“Watching the first paying customer jump today, 25 years after that very first jumper, is awesome.”

Henry and co-founder AJ Hackett spent the day mixing with children, staff, jumpers and watchers on, posing for photos, answering questions and joining in the party atmosphere.

The famous duo didn’t disappoint the crowds as the pair jumped together to celebrate the 25 year milestone.

Taking a running jump from the top of the Kawarau Bridge, AJ and Henry were cheered on by school children from Queenstown’s Remarkables Primary School, some of whom then stepped up to the plate to jump themselves.

One of the three lucky pupils taking the plunge was Matthew Bell who was “excited and stoked” to try his first ever Bungy Jump.

After braving the 43m drop Matthew said it was “the coolest thing I’ve ever done”.

“I’ve done every rollercoaster in the States – well almost – and this was just so much better than that,” he said.

“I’ve always wanted to jump from something very high like a bridge and have that feeling of free falling down. It was so awesome. I’m definitely gonna do it again.”

Children from all local primary schools joined the party throughout the day with pupils and a teacher from each school Bungy jumping in front of their class mates.

The youngsters were treated to a sausage sizzle, ice-blocks and class photos with AJ and Henry, and each took away a goody bag as a memento of their “big day at Bungy HQ”.

Visiting Queenstown especially for the birthday, AJ Hackett said the last 25 years had flown by and Bungy jumping was still “very much in its infancy”.

“Although we’ve been going an impressive 25 years, Henry and I feel like Bungy’s only just begun,” said AJ.
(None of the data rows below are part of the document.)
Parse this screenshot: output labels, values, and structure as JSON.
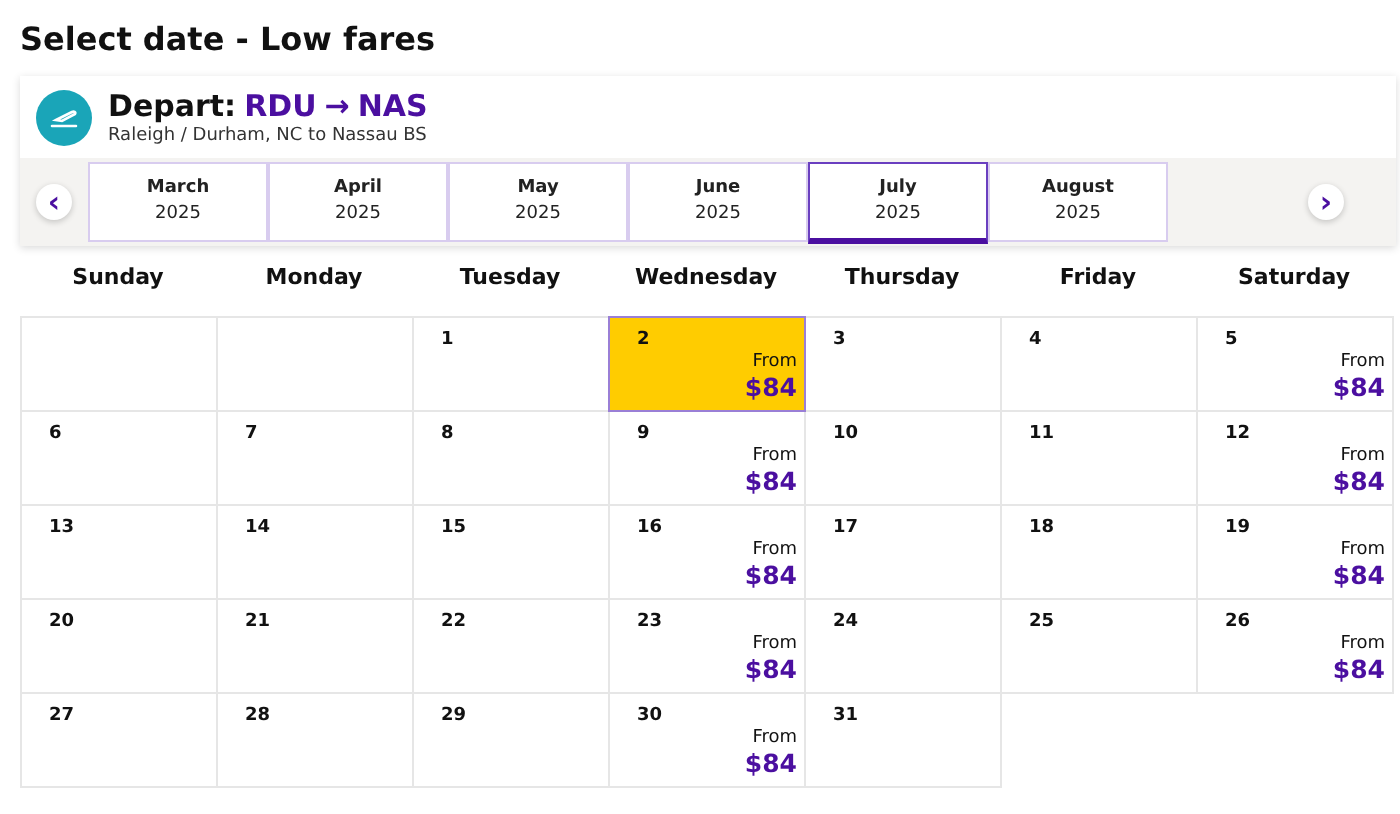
{
  "title": "Select date - Low fares",
  "route": {
    "label": "Depart:",
    "origin": "RDU",
    "arrow": "→",
    "destination": "NAS",
    "subtitle": "Raleigh / Durham, NC to Nassau BS"
  },
  "months": [
    {
      "month": "March",
      "year": "2025",
      "selected": false
    },
    {
      "month": "April",
      "year": "2025",
      "selected": false
    },
    {
      "month": "May",
      "year": "2025",
      "selected": false
    },
    {
      "month": "June",
      "year": "2025",
      "selected": false
    },
    {
      "month": "July",
      "year": "2025",
      "selected": true
    },
    {
      "month": "August",
      "year": "2025",
      "selected": false
    }
  ],
  "prev_button": "‹",
  "next_button": "›",
  "weekdays": [
    "Sunday",
    "Monday",
    "Tuesday",
    "Wednesday",
    "Thursday",
    "Friday",
    "Saturday"
  ],
  "weeks": [
    {
      "cells": [
        {
          "kind": "blank"
        },
        {
          "kind": "blank"
        },
        {
          "kind": "day",
          "day": "1",
          "selected": false
        },
        {
          "kind": "day",
          "day": "2",
          "from": "From",
          "fare": "$84",
          "selected": true
        },
        {
          "kind": "day",
          "day": "3",
          "selected": false
        },
        {
          "kind": "day",
          "day": "4",
          "selected": false
        },
        {
          "kind": "day",
          "day": "5",
          "from": "From",
          "fare": "$84",
          "selected": false
        }
      ]
    },
    {
      "cells": [
        {
          "kind": "day",
          "day": "6",
          "selected": false
        },
        {
          "kind": "day",
          "day": "7",
          "selected": false
        },
        {
          "kind": "day",
          "day": "8",
          "selected": false
        },
        {
          "kind": "day",
          "day": "9",
          "from": "From",
          "fare": "$84",
          "selected": false
        },
        {
          "kind": "day",
          "day": "10",
          "selected": false
        },
        {
          "kind": "day",
          "day": "11",
          "selected": false
        },
        {
          "kind": "day",
          "day": "12",
          "from": "From",
          "fare": "$84",
          "selected": false
        }
      ]
    },
    {
      "cells": [
        {
          "kind": "day",
          "day": "13",
          "selected": false
        },
        {
          "kind": "day",
          "day": "14",
          "selected": false
        },
        {
          "kind": "day",
          "day": "15",
          "selected": false
        },
        {
          "kind": "day",
          "day": "16",
          "from": "From",
          "fare": "$84",
          "selected": false
        },
        {
          "kind": "day",
          "day": "17",
          "selected": false
        },
        {
          "kind": "day",
          "day": "18",
          "selected": false
        },
        {
          "kind": "day",
          "day": "19",
          "from": "From",
          "fare": "$84",
          "selected": false
        }
      ]
    },
    {
      "cells": [
        {
          "kind": "day",
          "day": "20",
          "selected": false
        },
        {
          "kind": "day",
          "day": "21",
          "selected": false
        },
        {
          "kind": "day",
          "day": "22",
          "selected": false
        },
        {
          "kind": "day",
          "day": "23",
          "from": "From",
          "fare": "$84",
          "selected": false
        },
        {
          "kind": "day",
          "day": "24",
          "selected": false
        },
        {
          "kind": "day",
          "day": "25",
          "selected": false
        },
        {
          "kind": "day",
          "day": "26",
          "from": "From",
          "fare": "$84",
          "selected": false
        }
      ]
    },
    {
      "cells": [
        {
          "kind": "day",
          "day": "27",
          "selected": false
        },
        {
          "kind": "day",
          "day": "28",
          "selected": false
        },
        {
          "kind": "day",
          "day": "29",
          "selected": false
        },
        {
          "kind": "day",
          "day": "30",
          "from": "From",
          "fare": "$84",
          "selected": false
        },
        {
          "kind": "day",
          "day": "31",
          "selected": false
        }
      ]
    }
  ]
}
“It’s like jumping into a fast flowing river, it just goes so fast. You’ve just got to ride the river, take the corners as they come and get to the end.
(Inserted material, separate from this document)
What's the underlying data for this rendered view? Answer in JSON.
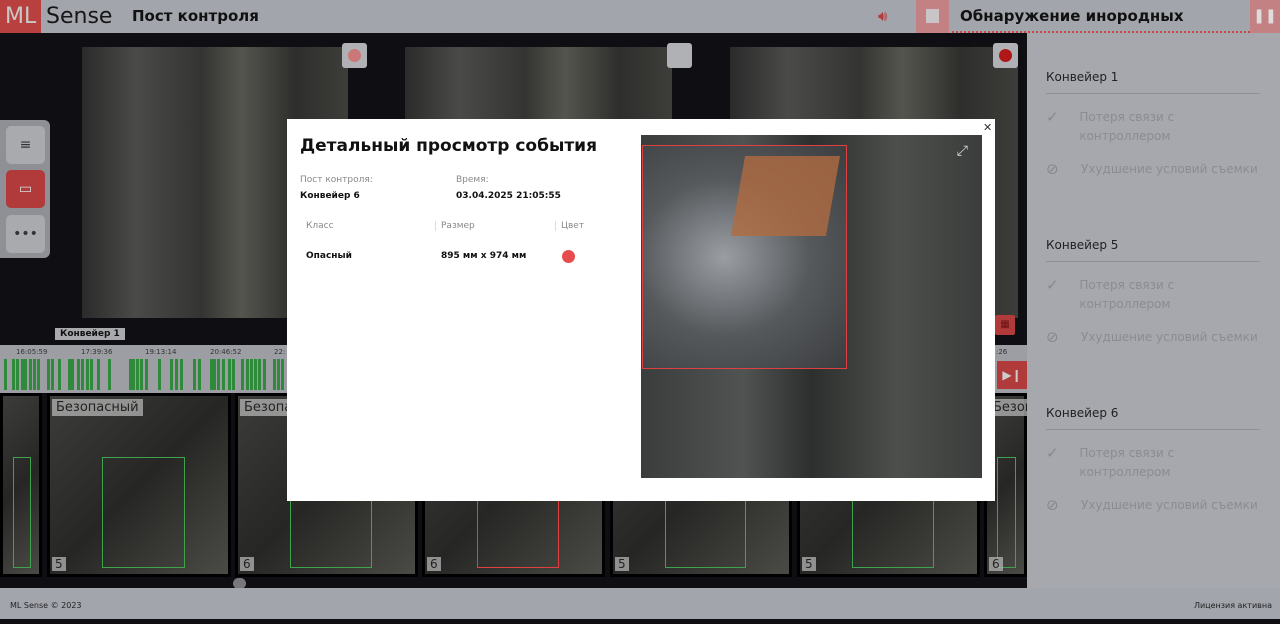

Finishing each other’s sentences like the long-time friends they are, the duo said the last 25 years had felt like an apprenticeship in Bungy, just “dipping their toes” into what was actually possible.

“There’s so much more to come. We’ll certainly be here in 10 years and already today we’ve been brainstorming some new ideas,” they said. . .

Bungy jumping has made an enormous contribution to New Zealand tourism.

What’s more difficult to quantify is the impact it’s had on those who’ve jumped.

I did it five years ago.

I’m not sure I actually enjoyed the experience but since then when I’ve been faced with a challenge I’m not sure I want to accept I think to myself, if I can throw myself off a bridge, I can do this.

in #gigatownoamaru we’re all thinking we can do this in the quest to be the southern hemisphere’s first gigatown.


%d bloggers like this: